    Ryan, why don't you mention Adobe AIR in these announcements?

    I think it's almost always needing update parallel to Flash, and it does this time, to AIR 3.3. Last line in the recommends on Adobe's release.

    Google has not updated their 'automatically does it for you' browser, and this is something to watch, getting to be a tedious game as they become later and later. They also seem to have eliminated the ability to choose which plugins to run, or have hidden it somewhere I haven't found it yet. All power needs regulation, clearly.
    Narr vi
  • Oh no!

    Another critical Flash hole! Oh no!. I'll ditto my comment next week.
    matdrat
    • Last year, you knew when it was a Thrusday ....

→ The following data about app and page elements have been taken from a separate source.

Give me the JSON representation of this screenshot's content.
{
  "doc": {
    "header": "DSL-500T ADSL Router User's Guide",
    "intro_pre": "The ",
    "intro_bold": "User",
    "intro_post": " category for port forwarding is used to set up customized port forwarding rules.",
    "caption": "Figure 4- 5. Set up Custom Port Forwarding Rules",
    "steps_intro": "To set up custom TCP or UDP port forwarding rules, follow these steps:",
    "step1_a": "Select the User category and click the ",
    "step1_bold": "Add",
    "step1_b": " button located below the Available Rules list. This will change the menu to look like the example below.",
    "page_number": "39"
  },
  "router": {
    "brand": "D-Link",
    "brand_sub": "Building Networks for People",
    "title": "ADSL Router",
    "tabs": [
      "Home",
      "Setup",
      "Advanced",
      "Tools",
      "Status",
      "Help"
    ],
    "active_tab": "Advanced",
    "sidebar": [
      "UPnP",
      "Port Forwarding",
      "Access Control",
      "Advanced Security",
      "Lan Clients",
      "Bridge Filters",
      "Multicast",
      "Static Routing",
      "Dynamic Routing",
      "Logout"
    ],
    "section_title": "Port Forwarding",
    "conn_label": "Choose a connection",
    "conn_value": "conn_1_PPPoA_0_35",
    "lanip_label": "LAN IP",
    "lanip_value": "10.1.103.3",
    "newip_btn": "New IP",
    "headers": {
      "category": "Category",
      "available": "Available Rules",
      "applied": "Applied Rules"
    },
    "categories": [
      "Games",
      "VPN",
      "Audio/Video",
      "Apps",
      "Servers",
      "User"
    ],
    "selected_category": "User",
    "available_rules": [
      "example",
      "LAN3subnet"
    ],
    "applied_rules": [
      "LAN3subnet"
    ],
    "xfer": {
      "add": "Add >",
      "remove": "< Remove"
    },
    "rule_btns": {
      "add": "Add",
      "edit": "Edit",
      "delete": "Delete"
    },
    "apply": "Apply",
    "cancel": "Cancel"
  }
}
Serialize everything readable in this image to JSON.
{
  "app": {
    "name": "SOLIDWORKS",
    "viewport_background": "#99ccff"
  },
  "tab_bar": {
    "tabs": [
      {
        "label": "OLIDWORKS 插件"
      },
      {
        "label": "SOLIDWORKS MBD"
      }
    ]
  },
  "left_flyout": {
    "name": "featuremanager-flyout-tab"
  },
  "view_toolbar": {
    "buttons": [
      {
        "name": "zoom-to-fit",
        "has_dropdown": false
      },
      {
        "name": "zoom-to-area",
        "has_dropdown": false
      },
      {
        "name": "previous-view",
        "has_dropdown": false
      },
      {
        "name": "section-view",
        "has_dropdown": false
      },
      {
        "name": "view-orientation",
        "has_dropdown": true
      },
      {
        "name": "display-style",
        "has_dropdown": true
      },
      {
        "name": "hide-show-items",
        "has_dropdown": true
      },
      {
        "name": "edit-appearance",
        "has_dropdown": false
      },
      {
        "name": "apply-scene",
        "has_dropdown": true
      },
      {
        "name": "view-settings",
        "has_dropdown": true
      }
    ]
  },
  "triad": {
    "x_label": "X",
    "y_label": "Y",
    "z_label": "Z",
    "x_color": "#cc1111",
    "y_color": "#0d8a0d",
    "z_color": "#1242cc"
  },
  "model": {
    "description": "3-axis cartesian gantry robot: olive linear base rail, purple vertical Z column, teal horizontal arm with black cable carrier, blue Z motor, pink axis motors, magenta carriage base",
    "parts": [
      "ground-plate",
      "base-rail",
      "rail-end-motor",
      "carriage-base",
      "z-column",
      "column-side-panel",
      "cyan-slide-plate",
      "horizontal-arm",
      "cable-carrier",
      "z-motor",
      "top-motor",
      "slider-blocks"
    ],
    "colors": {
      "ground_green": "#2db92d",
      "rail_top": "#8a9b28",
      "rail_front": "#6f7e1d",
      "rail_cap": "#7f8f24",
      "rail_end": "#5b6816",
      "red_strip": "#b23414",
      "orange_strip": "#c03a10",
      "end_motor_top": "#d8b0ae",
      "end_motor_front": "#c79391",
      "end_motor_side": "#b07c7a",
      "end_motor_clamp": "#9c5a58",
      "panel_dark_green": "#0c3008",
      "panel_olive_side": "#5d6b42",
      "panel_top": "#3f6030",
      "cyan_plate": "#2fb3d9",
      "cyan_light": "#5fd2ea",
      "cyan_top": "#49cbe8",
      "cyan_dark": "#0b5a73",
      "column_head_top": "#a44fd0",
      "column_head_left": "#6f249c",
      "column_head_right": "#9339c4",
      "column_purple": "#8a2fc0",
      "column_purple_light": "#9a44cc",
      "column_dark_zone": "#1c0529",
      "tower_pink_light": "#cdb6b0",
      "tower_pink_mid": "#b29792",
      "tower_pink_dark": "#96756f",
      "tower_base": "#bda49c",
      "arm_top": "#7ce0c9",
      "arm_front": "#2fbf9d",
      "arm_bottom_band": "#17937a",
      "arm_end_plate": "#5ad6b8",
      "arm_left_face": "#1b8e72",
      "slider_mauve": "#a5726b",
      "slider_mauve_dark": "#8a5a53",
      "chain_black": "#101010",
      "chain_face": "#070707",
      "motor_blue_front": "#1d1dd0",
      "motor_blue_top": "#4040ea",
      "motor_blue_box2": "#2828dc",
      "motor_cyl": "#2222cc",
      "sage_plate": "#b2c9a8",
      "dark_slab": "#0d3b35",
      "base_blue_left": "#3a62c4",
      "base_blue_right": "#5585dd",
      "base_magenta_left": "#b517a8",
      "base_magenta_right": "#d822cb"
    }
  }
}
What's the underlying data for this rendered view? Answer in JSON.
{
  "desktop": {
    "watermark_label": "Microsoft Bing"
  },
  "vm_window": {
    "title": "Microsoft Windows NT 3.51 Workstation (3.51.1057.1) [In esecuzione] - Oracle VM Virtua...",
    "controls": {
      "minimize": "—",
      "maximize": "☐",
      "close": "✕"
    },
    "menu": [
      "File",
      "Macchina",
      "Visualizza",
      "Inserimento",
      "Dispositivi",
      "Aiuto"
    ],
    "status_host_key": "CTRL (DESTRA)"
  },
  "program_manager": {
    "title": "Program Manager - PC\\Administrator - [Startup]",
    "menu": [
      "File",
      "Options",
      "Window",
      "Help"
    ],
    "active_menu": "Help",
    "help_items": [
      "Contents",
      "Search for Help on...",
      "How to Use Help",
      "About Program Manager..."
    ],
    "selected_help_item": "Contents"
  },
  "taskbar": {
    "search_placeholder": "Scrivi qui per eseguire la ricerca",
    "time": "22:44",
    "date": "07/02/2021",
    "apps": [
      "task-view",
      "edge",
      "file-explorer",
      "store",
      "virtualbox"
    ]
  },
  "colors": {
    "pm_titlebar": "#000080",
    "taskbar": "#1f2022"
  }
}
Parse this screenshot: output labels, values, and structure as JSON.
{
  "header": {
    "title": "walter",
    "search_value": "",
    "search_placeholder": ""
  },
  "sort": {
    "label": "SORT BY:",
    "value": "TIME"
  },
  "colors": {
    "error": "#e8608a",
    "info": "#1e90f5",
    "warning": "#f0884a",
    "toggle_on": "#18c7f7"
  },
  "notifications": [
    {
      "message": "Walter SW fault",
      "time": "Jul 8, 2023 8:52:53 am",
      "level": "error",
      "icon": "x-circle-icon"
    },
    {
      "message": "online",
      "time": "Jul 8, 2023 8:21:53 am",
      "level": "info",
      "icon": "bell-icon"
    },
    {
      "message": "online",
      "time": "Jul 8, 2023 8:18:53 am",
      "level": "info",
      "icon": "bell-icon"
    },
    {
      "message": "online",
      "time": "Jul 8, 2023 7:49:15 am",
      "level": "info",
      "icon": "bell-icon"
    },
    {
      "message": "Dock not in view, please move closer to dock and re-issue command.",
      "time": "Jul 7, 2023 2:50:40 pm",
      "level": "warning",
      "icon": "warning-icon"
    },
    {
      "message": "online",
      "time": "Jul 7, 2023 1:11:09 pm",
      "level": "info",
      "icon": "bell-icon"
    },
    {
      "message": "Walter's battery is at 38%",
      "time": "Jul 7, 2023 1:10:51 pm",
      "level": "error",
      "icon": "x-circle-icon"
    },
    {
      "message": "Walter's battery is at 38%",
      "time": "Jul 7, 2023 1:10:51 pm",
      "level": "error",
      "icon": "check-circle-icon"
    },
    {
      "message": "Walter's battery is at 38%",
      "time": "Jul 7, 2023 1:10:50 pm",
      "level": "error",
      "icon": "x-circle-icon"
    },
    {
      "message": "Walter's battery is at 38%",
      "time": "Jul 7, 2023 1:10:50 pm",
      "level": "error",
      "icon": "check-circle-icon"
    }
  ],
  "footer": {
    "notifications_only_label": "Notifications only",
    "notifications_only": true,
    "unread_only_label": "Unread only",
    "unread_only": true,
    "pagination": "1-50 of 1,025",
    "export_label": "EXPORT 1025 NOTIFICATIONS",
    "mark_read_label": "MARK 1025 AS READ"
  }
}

      .... because an Adobe vulnerability was publicized. The funny part was that the vulnerabilities kept coming out, but Adobe wasn't releasing updates.

      This year, I think is down to every other Thursday, with ZDNet being late and writing about it on Fridays.
      wackoae